**INFORMATION:**
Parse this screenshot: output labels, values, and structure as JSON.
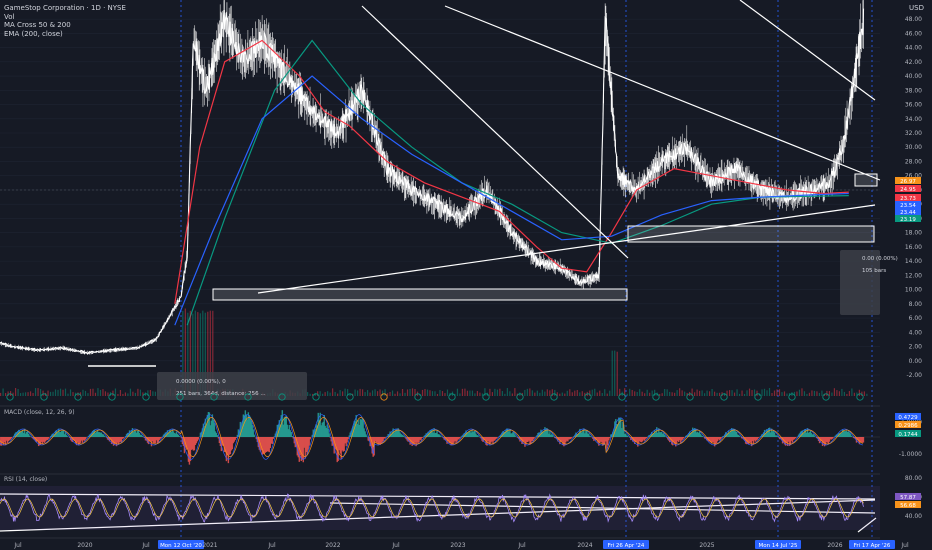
{
  "header": {
    "symbol_line": "GameStop Corporation · 1D · NYSE",
    "vol_line": "Vol",
    "ma_line": "MA Cross 50 & 200",
    "ema_line": "EMA (200, close)"
  },
  "currency": "USD",
  "panes": {
    "macd_label": "MACD (close, 12, 26, 9)",
    "rsi_label": "RSI (14, close)"
  },
  "price_tags": [
    {
      "text": "26.97",
      "color": "#f7931a"
    },
    {
      "text": "24.95",
      "color": "#f23645"
    },
    {
      "text": "23.73",
      "color": "#f23645"
    },
    {
      "text": "23.54",
      "color": "#2962ff"
    },
    {
      "text": "23.44",
      "color": "#2962ff"
    },
    {
      "text": "23.19",
      "color": "#089981"
    }
  ],
  "macd_tags": [
    {
      "text": "0.4729",
      "color": "#2962ff"
    },
    {
      "text": "0.2986",
      "color": "#f7931a"
    },
    {
      "text": "0.1744",
      "color": "#089981"
    }
  ],
  "rsi_tags": [
    {
      "text": "57.87",
      "color": "#7e57c2"
    },
    {
      "text": "56.68",
      "color": "#f7931a"
    }
  ],
  "measure_boxes": [
    {
      "line1": "0.0000 (0.00%), 0",
      "line2": "251 bars, 364d, distance: 256 ..."
    },
    {
      "line1": "0.00 (0.00%)",
      "line2": "105 bars"
    }
  ],
  "date_badges": [
    "Mon 12 Oct '20",
    "Fri 26 Apr '24",
    "Mon 14 Jul '25",
    "Fri 17 Apr '26"
  ],
  "chart_data": {
    "type": "line",
    "title": "GameStop Corporation · 1D · NYSE",
    "x_tick_labels": [
      "Jul",
      "2020",
      "Jul",
      "Mon 12 Oct '20",
      "2021",
      "Jul",
      "2022",
      "Jul",
      "2023",
      "Jul",
      "2024",
      "Fri 26 Apr '24",
      "2025",
      "Mon 14 Jul '25",
      "2026",
      "Fri 17 Apr '26",
      "Jul"
    ],
    "y_ticks": [
      48,
      46,
      44,
      42,
      40,
      38,
      36,
      34,
      32,
      30,
      28,
      26,
      24,
      22,
      20,
      18,
      16,
      14,
      12,
      10,
      8,
      6,
      4,
      2,
      0,
      -2
    ],
    "ylim": [
      -2,
      49
    ],
    "macd_ticks": [
      1.0,
      0,
      -1.0
    ],
    "rsi_ticks": [
      80,
      60,
      40
    ],
    "series": [
      {
        "name": "Price",
        "x": [
          2019.5,
          2019.6,
          2019.8,
          2020.0,
          2020.2,
          2020.4,
          2020.6,
          2020.75,
          2020.85,
          2020.95,
          2021.0,
          2021.05,
          2021.15,
          2021.3,
          2021.45,
          2021.6,
          2021.8,
          2022.0,
          2022.2,
          2022.4,
          2022.6,
          2022.8,
          2023.0,
          2023.2,
          2023.4,
          2023.6,
          2023.8,
          2024.0,
          2024.15,
          2024.3,
          2024.35,
          2024.45,
          2024.6,
          2024.8,
          2025.0,
          2025.2,
          2025.4,
          2025.6,
          2025.8,
          2026.0,
          2026.15,
          2026.25,
          2026.32,
          2026.38,
          2026.42
        ],
        "y": [
          2.5,
          2.0,
          1.5,
          1.8,
          1.1,
          1.5,
          1.8,
          3.0,
          6.0,
          9.0,
          15.0,
          45.0,
          38.0,
          48.0,
          42.0,
          45.0,
          40.0,
          35.0,
          32.0,
          38.0,
          27.0,
          24.0,
          22.0,
          20.0,
          24.0,
          18.0,
          14.0,
          13.0,
          11.0,
          12.0,
          48.0,
          26.0,
          24.0,
          28.0,
          30.0,
          25.0,
          27.0,
          24.0,
          23.0,
          24.0,
          25.0,
          30.0,
          37.0,
          44.0,
          48.0
        ]
      },
      {
        "name": "MA Cross 50 & 200 (fast)",
        "x": [
          2020.9,
          2021.1,
          2021.3,
          2021.6,
          2021.9,
          2022.1,
          2022.3,
          2022.6,
          2022.9,
          2023.2,
          2023.5,
          2023.8,
          2024.0,
          2024.2,
          2024.4,
          2024.6,
          2024.9,
          2025.2,
          2025.5,
          2025.8,
          2026.1,
          2026.3
        ],
        "y": [
          8.0,
          30.0,
          42.0,
          45.0,
          40.0,
          35.0,
          33.0,
          28.0,
          25.0,
          23.0,
          21.0,
          16.0,
          13.0,
          12.5,
          18.0,
          24.0,
          27.0,
          26.0,
          25.0,
          24.0,
          23.5,
          23.7
        ]
      },
      {
        "name": "MA Cross 50 & 200 (slow)",
        "x": [
          2021.0,
          2021.3,
          2021.7,
          2022.0,
          2022.4,
          2022.8,
          2023.2,
          2023.6,
          2024.0,
          2024.4,
          2024.8,
          2025.2,
          2025.6,
          2026.0,
          2026.3
        ],
        "y": [
          5.0,
          20.0,
          38.0,
          45.0,
          36.0,
          30.0,
          25.0,
          22.0,
          18.0,
          16.5,
          19.0,
          22.0,
          23.0,
          23.1,
          23.2
        ]
      },
      {
        "name": "EMA (200, close)",
        "x": [
          2020.9,
          2021.2,
          2021.6,
          2022.0,
          2022.4,
          2022.8,
          2023.2,
          2023.6,
          2024.0,
          2024.4,
          2024.8,
          2025.2,
          2025.6,
          2026.0,
          2026.3
        ],
        "y": [
          5.0,
          18.0,
          34.0,
          40.0,
          34.0,
          29.0,
          25.0,
          21.0,
          17.0,
          17.5,
          20.5,
          22.5,
          23.0,
          23.3,
          23.5
        ]
      }
    ]
  }
}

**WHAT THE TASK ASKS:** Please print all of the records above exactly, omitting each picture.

**RESPONSE BOX:**
Parse this screenshot: output labels, values, and structure as JSON.
{
  "header": {
    "symbol_line": "GameStop Corporation · 1D · NYSE",
    "vol_line": "Vol",
    "ma_line": "MA Cross 50 & 200",
    "ema_line": "EMA (200, close)"
  },
  "currency": "USD",
  "panes": {
    "macd_label": "MACD (close, 12, 26, 9)",
    "rsi_label": "RSI (14, close)"
  },
  "price_tags": [
    {
      "text": "26.97",
      "color": "#f7931a"
    },
    {
      "text": "24.95",
      "color": "#f23645"
    },
    {
      "text": "23.73",
      "color": "#f23645"
    },
    {
      "text": "23.54",
      "color": "#2962ff"
    },
    {
      "text": "23.44",
      "color": "#2962ff"
    },
    {
      "text": "23.19",
      "color": "#089981"
    }
  ],
  "macd_tags": [
    {
      "text": "0.4729",
      "color": "#2962ff"
    },
    {
      "text": "0.2986",
      "color": "#f7931a"
    },
    {
      "text": "0.1744",
      "color": "#089981"
    }
  ],
  "rsi_tags": [
    {
      "text": "57.87",
      "color": "#7e57c2"
    },
    {
      "text": "56.68",
      "color": "#f7931a"
    }
  ],
  "measure_boxes": [
    {
      "line1": "0.0000 (0.00%), 0",
      "line2": "251 bars, 364d, distance: 256 ..."
    },
    {
      "line1": "0.00 (0.00%)",
      "line2": "105 bars"
    }
  ],
  "date_badges": [
    "Mon 12 Oct '20",
    "Fri 26 Apr '24",
    "Mon 14 Jul '25",
    "Fri 17 Apr '26"
  ],
  "chart_data": {
    "type": "line",
    "title": "GameStop Corporation · 1D · NYSE",
    "x_tick_labels": [
      "Jul",
      "2020",
      "Jul",
      "Mon 12 Oct '20",
      "2021",
      "Jul",
      "2022",
      "Jul",
      "2023",
      "Jul",
      "2024",
      "Fri 26 Apr '24",
      "2025",
      "Mon 14 Jul '25",
      "2026",
      "Fri 17 Apr '26",
      "Jul"
    ],
    "y_ticks": [
      48,
      46,
      44,
      42,
      40,
      38,
      36,
      34,
      32,
      30,
      28,
      26,
      24,
      22,
      20,
      18,
      16,
      14,
      12,
      10,
      8,
      6,
      4,
      2,
      0,
      -2
    ],
    "ylim": [
      -2,
      49
    ],
    "macd_ticks": [
      1.0,
      0,
      -1.0
    ],
    "rsi_ticks": [
      80,
      60,
      40
    ],
    "series": [
      {
        "name": "Price",
        "x": [
          2019.5,
          2019.6,
          2019.8,
          2020.0,
          2020.2,
          2020.4,
          2020.6,
          2020.75,
          2020.85,
          2020.95,
          2021.0,
          2021.05,
          2021.15,
          2021.3,
          2021.45,
          2021.6,
          2021.8,
          2022.0,
          2022.2,
          2022.4,
          2022.6,
          2022.8,
          2023.0,
          2023.2,
          2023.4,
          2023.6,
          2023.8,
          2024.0,
          2024.15,
          2024.3,
          2024.35,
          2024.45,
          2024.6,
          2024.8,
          2025.0,
          2025.2,
          2025.4,
          2025.6,
          2025.8,
          2026.0,
          2026.15,
          2026.25,
          2026.32,
          2026.38,
          2026.42
        ],
        "y": [
          2.5,
          2.0,
          1.5,
          1.8,
          1.1,
          1.5,
          1.8,
          3.0,
          6.0,
          9.0,
          15.0,
          45.0,
          38.0,
          48.0,
          42.0,
          45.0,
          40.0,
          35.0,
          32.0,
          38.0,
          27.0,
          24.0,
          22.0,
          20.0,
          24.0,
          18.0,
          14.0,
          13.0,
          11.0,
          12.0,
          48.0,
          26.0,
          24.0,
          28.0,
          30.0,
          25.0,
          27.0,
          24.0,
          23.0,
          24.0,
          25.0,
          30.0,
          37.0,
          44.0,
          48.0
        ]
      },
      {
        "name": "MA Cross 50 & 200 (fast)",
        "x": [
          2020.9,
          2021.1,
          2021.3,
          2021.6,
          2021.9,
          2022.1,
          2022.3,
          2022.6,
          2022.9,
          2023.2,
          2023.5,
          2023.8,
          2024.0,
          2024.2,
          2024.4,
          2024.6,
          2024.9,
          2025.2,
          2025.5,
          2025.8,
          2026.1,
          2026.3
        ],
        "y": [
          8.0,
          30.0,
          42.0,
          45.0,
          40.0,
          35.0,
          33.0,
          28.0,
          25.0,
          23.0,
          21.0,
          16.0,
          13.0,
          12.5,
          18.0,
          24.0,
          27.0,
          26.0,
          25.0,
          24.0,
          23.5,
          23.7
        ]
      },
      {
        "name": "MA Cross 50 & 200 (slow)",
        "x": [
          2021.0,
          2021.3,
          2021.7,
          2022.0,
          2022.4,
          2022.8,
          2023.2,
          2023.6,
          2024.0,
          2024.4,
          2024.8,
          2025.2,
          2025.6,
          2026.0,
          2026.3
        ],
        "y": [
          5.0,
          20.0,
          38.0,
          45.0,
          36.0,
          30.0,
          25.0,
          22.0,
          18.0,
          16.5,
          19.0,
          22.0,
          23.0,
          23.1,
          23.2
        ]
      },
      {
        "name": "EMA (200, close)",
        "x": [
          2020.9,
          2021.2,
          2021.6,
          2022.0,
          2022.4,
          2022.8,
          2023.2,
          2023.6,
          2024.0,
          2024.4,
          2024.8,
          2025.2,
          2025.6,
          2026.0,
          2026.3
        ],
        "y": [
          5.0,
          18.0,
          34.0,
          40.0,
          34.0,
          29.0,
          25.0,
          21.0,
          17.0,
          17.5,
          20.5,
          22.5,
          23.0,
          23.3,
          23.5
        ]
      }
    ]
  }
}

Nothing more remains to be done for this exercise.